// Startups often have to cope with perpetual change. If this is the case, maybe don’t go round cracking jokes, new ECU research suggests …
A recent study* by ECU’s “Professor of Happiness” Stephen Teo has shown that managers and bosses who try to make jokes during organisational change can make their workers feel worse.
Considering how much change happens as a matter of course within startups, this finding is something founders should take note of.
Professor Teo surveyed 312 workers (240 of whom were full-time) in the Australian public sector over 12 months, during which each workplace went through organisational change.
Often, in these cases, workers that ‘survive’ these changes feel betrayed, said Stephen Teo.
Professor Teo explained that, although managers might feel the need to be helpful the more this kind of change happens, they’re actually doing the opposite if they try to be funny.
“Supervisors tend to use humour to mitigate their employees’ concerns about the changes going on around them – and it’s absolutely the wrong approach,” said Stephen.
The cocktail of extensive work change and a manager’s equally-lengthy attempts to ease the load through humour can backfire.
“It’s tempting to crack jokes with your employees – and I myself have been guilty of this at times – but not when significant organisational change is occurring.” said Professor Teo.
“That’s a serious matter for employees. While it might be healthy for employees to be using humour among themselves, it’s not [if] the jokes are coming from the person pulling all the levers controlling their work lives.”Professor Stephen Teo
“It’s critical for employers and bosses to recognise that work changes do have psychological impacts on the workers they rely on.
“Some advice for businesses includes training senior management to recognise stress in others, being more respectful and ‘humane’. Management is not easy.”
Corporate and organisational changes can cause a “psychological breach of contract”.
Employees can feel upset about the job’s reality and the workplace they thought they signed up for. Such changes can also result in increased cynicism among workers, according to another of Stephen’s studies published in 2017.
The direct effects include damage to working relationships, decreased job satisfaction, insomnia and severe stress.
“Trying to be funny to lighten that load can really backfire for a manager, ultimately causing employees to become more stressed, to lose sleep and even become depressed.”Professor Stephen Teo
The best way to break bad news
It’s recommended that, instead of trying to reassure workers through well-intentioned humour, employers become a knowledgeable resource. While the desire to boost the mood is understandable, the focus should be on staying empathetic to your employees.
“The aim should be to provide timely, relevant information about the change in order to alleviate worries and cynicism,” says Stephen.

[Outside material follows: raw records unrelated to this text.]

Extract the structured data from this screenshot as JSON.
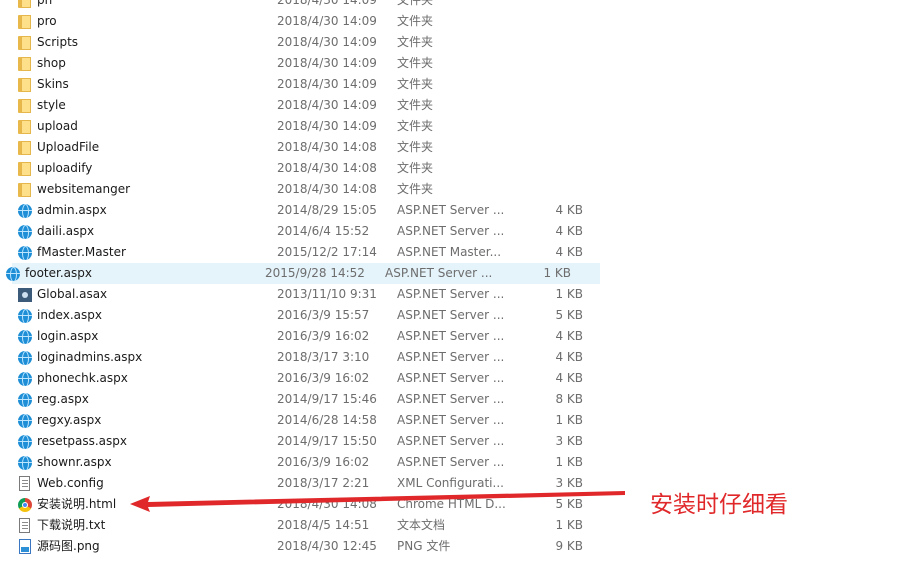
{
  "files": [
    {
      "name": "pn",
      "date": "2018/4/30 14:09",
      "type": "文件夹",
      "size": "",
      "icon": "folder-icon"
    },
    {
      "name": "pro",
      "date": "2018/4/30 14:09",
      "type": "文件夹",
      "size": "",
      "icon": "folder-icon"
    },
    {
      "name": "Scripts",
      "date": "2018/4/30 14:09",
      "type": "文件夹",
      "size": "",
      "icon": "folder-icon"
    },
    {
      "name": "shop",
      "date": "2018/4/30 14:09",
      "type": "文件夹",
      "size": "",
      "icon": "folder-icon"
    },
    {
      "name": "Skins",
      "date": "2018/4/30 14:09",
      "type": "文件夹",
      "size": "",
      "icon": "folder-icon"
    },
    {
      "name": "style",
      "date": "2018/4/30 14:09",
      "type": "文件夹",
      "size": "",
      "icon": "folder-icon"
    },
    {
      "name": "upload",
      "date": "2018/4/30 14:09",
      "type": "文件夹",
      "size": "",
      "icon": "folder-icon"
    },
    {
      "name": "UploadFile",
      "date": "2018/4/30 14:08",
      "type": "文件夹",
      "size": "",
      "icon": "folder-icon"
    },
    {
      "name": "uploadify",
      "date": "2018/4/30 14:08",
      "type": "文件夹",
      "size": "",
      "icon": "folder-icon"
    },
    {
      "name": "websitemanger",
      "date": "2018/4/30 14:08",
      "type": "文件夹",
      "size": "",
      "icon": "folder-icon"
    },
    {
      "name": "admin.aspx",
      "date": "2014/8/29 15:05",
      "type": "ASP.NET Server ...",
      "size": "4 KB",
      "icon": "aspnet-globe-icon"
    },
    {
      "name": "daili.aspx",
      "date": "2014/6/4 15:52",
      "type": "ASP.NET Server ...",
      "size": "4 KB",
      "icon": "aspnet-globe-icon"
    },
    {
      "name": "fMaster.Master",
      "date": "2015/12/2 17:14",
      "type": "ASP.NET Master...",
      "size": "4 KB",
      "icon": "aspnet-globe-icon"
    },
    {
      "name": "footer.aspx",
      "date": "2015/9/28 14:52",
      "type": "ASP.NET Server ...",
      "size": "1 KB",
      "icon": "aspnet-globe-icon",
      "hover": true
    },
    {
      "name": "Global.asax",
      "date": "2013/11/10 9:31",
      "type": "ASP.NET Server ...",
      "size": "1 KB",
      "icon": "config-gear-icon"
    },
    {
      "name": "index.aspx",
      "date": "2016/3/9 15:57",
      "type": "ASP.NET Server ...",
      "size": "5 KB",
      "icon": "aspnet-globe-icon"
    },
    {
      "name": "login.aspx",
      "date": "2016/3/9 16:02",
      "type": "ASP.NET Server ...",
      "size": "4 KB",
      "icon": "aspnet-globe-icon"
    },
    {
      "name": "loginadmins.aspx",
      "date": "2018/3/17 3:10",
      "type": "ASP.NET Server ...",
      "size": "4 KB",
      "icon": "aspnet-globe-icon"
    },
    {
      "name": "phonechk.aspx",
      "date": "2016/3/9 16:02",
      "type": "ASP.NET Server ...",
      "size": "4 KB",
      "icon": "aspnet-globe-icon"
    },
    {
      "name": "reg.aspx",
      "date": "2014/9/17 15:46",
      "type": "ASP.NET Server ...",
      "size": "8 KB",
      "icon": "aspnet-globe-icon"
    },
    {
      "name": "regxy.aspx",
      "date": "2014/6/28 14:58",
      "type": "ASP.NET Server ...",
      "size": "1 KB",
      "icon": "aspnet-globe-icon"
    },
    {
      "name": "resetpass.aspx",
      "date": "2014/9/17 15:50",
      "type": "ASP.NET Server ...",
      "size": "3 KB",
      "icon": "aspnet-globe-icon"
    },
    {
      "name": "shownr.aspx",
      "date": "2016/3/9 16:02",
      "type": "ASP.NET Server ...",
      "size": "1 KB",
      "icon": "aspnet-globe-icon"
    },
    {
      "name": "Web.config",
      "date": "2018/3/17 2:21",
      "type": "XML Configurati...",
      "size": "3 KB",
      "icon": "xml-config-icon"
    },
    {
      "name": "安装说明.html",
      "date": "2018/4/30 14:08",
      "type": "Chrome HTML D...",
      "size": "5 KB",
      "icon": "chrome-icon"
    },
    {
      "name": "下载说明.txt",
      "date": "2018/4/5 14:51",
      "type": "文本文档",
      "size": "1 KB",
      "icon": "text-document-icon"
    },
    {
      "name": "源码图.png",
      "date": "2018/4/30 12:45",
      "type": "PNG 文件",
      "size": "9 KB",
      "icon": "png-image-icon"
    }
  ],
  "annotation": {
    "text": "安装时仔细看",
    "color": "#e0282a"
  }
}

Knowing what’s going on is a far better way to calm concerns than making fun of something that workers are losing sleep over. Workers want managers to be upfront and honest with them, otherwise the rumour mill will grind and create real problems.
If you’re on the receiving end of bad news from up the ladder and feel like you’re not being taken seriously by your boss, Stephen’s advice is to speak up.
“If [staff] don’t talk about it … that’s going to eat away at their psychological wellbeing.”Professor Stephen Teo
* The research was published at the Safety Institute of Australia (WA Branch) ‘Contemporary Issues in Mental Health’ conference in Perth.
mages: from Pexels.